= How to complete this task =
Your task is to output every record exactly as it is given.

= Materials provided =
▬▬▬
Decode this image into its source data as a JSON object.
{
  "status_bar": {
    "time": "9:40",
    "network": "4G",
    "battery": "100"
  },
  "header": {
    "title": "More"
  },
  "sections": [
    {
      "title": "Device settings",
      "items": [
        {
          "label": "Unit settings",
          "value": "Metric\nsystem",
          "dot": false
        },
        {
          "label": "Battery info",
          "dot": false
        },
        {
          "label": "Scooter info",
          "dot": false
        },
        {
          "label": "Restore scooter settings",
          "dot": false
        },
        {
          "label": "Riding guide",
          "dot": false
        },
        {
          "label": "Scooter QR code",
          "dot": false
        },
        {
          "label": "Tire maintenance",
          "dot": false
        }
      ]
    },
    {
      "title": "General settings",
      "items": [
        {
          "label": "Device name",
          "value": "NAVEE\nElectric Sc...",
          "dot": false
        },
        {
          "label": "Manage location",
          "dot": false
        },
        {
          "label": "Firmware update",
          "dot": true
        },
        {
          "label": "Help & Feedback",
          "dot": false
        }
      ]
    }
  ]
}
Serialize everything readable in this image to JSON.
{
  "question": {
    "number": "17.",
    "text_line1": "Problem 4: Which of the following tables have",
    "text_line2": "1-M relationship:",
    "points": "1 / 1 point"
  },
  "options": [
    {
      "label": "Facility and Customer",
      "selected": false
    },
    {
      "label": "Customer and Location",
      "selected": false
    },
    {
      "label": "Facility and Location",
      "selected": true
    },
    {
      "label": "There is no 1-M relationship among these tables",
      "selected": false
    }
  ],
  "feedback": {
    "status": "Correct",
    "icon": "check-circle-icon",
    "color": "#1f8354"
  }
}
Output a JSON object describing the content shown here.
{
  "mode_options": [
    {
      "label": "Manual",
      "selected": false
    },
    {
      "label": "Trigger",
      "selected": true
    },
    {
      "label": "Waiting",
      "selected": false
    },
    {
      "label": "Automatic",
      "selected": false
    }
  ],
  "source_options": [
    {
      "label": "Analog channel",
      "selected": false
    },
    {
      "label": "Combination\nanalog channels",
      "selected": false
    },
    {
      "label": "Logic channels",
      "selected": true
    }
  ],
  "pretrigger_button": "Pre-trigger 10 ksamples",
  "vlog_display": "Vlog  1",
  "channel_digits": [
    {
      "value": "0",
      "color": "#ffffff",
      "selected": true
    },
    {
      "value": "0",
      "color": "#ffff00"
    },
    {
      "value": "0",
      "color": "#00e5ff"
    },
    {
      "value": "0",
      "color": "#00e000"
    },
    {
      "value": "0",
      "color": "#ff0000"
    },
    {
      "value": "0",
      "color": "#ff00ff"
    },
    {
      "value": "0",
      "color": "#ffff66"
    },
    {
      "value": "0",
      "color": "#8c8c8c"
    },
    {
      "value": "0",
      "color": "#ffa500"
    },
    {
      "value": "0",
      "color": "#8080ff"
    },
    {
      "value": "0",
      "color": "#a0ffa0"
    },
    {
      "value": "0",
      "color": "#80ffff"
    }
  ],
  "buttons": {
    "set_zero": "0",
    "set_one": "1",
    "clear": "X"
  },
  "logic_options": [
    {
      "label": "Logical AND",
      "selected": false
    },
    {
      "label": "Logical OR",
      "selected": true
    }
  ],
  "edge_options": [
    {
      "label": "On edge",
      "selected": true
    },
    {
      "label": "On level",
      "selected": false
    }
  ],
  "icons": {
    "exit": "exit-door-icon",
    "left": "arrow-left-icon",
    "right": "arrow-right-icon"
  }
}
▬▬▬
= Response box =
Decode this image into its source data as a JSON object.
{
  "status_bar": {
    "time": "9:40",
    "network": "4G",
    "battery": "100"
  },
  "header": {
    "title": "More"
  },
  "sections": [
    {
      "title": "Device settings",
      "items": [
        {
          "label": "Unit settings",
          "value": "Metric\nsystem",
          "dot": false
        },
        {
          "label": "Battery info",
          "dot": false
        },
        {
          "label": "Scooter info",
          "dot": false
        },
        {
          "label": "Restore scooter settings",
          "dot": false
        },
        {
          "label": "Riding guide",
          "dot": false
        },
        {
          "label": "Scooter QR code",
          "dot": false
        },
        {
          "label": "Tire maintenance",
          "dot": false
        }
      ]
    },
    {
      "title": "General settings",
      "items": [
        {
          "label": "Device name",
          "value": "NAVEE\nElectric Sc...",
          "dot": false
        },
        {
          "label": "Manage location",
          "dot": false
        },
        {
          "label": "Firmware update",
          "dot": true
        },
        {
          "label": "Help & Feedback",
          "dot": false
        }
      ]
    }
  ]
}
Serialize everything readable in this image to JSON.
{
  "question": {
    "number": "17.",
    "text_line1": "Problem 4: Which of the following tables have",
    "text_line2": "1-M relationship:",
    "points": "1 / 1 point"
  },
  "options": [
    {
      "label": "Facility and Customer",
      "selected": false
    },
    {
      "label": "Customer and Location",
      "selected": false
    },
    {
      "label": "Facility and Location",
      "selected": true
    },
    {
      "label": "There is no 1-M relationship among these tables",
      "selected": false
    }
  ],
  "feedback": {
    "status": "Correct",
    "icon": "check-circle-icon",
    "color": "#1f8354"
  }
}
Output a JSON object describing the content shown here.
{
  "mode_options": [
    {
      "label": "Manual",
      "selected": false
    },
    {
      "label": "Trigger",
      "selected": true
    },
    {
      "label": "Waiting",
      "selected": false
    },
    {
      "label": "Automatic",
      "selected": false
    }
  ],
  "source_options": [
    {
      "label": "Analog channel",
      "selected": false
    },
    {
      "label": "Combination\nanalog channels",
      "selected": false
    },
    {
      "label": "Logic channels",
      "selected": true
    }
  ],
  "pretrigger_button": "Pre-trigger 10 ksamples",
  "vlog_display": "Vlog  1",
  "channel_digits": [
    {
      "value": "0",
      "color": "#ffffff",
      "selected": true
    },
    {
      "value": "0",
      "color": "#ffff00"
    },
    {
      "value": "0",
      "color": "#00e5ff"
    },
    {
      "value": "0",
      "color": "#00e000"
    },
    {
      "value": "0",
      "color": "#ff0000"
    },
    {
      "value": "0",
      "color": "#ff00ff"
    },
    {
      "value": "0",
      "color": "#ffff66"
    },
    {
      "value": "0",
      "color": "#8c8c8c"
    },
    {
      "value": "0",
      "color": "#ffa500"
    },
    {
      "value": "0",
      "color": "#8080ff"
    },
    {
      "value": "0",
      "color": "#a0ffa0"
    },
    {
      "value": "0",
      "color": "#80ffff"
    }
  ],
  "buttons": {
    "set_zero": "0",
    "set_one": "1",
    "clear": "X"
  },
  "logic_options": [
    {
      "label": "Logical AND",
      "selected": false
    },
    {
      "label": "Logical OR",
      "selected": true
    }
  ],
  "edge_options": [
    {
      "label": "On edge",
      "selected": true
    },
    {
      "label": "On level",
      "selected": false
    }
  ],
  "icons": {
    "exit": "exit-door-icon",
    "left": "arrow-left-icon",
    "right": "arrow-right-icon"
  }
}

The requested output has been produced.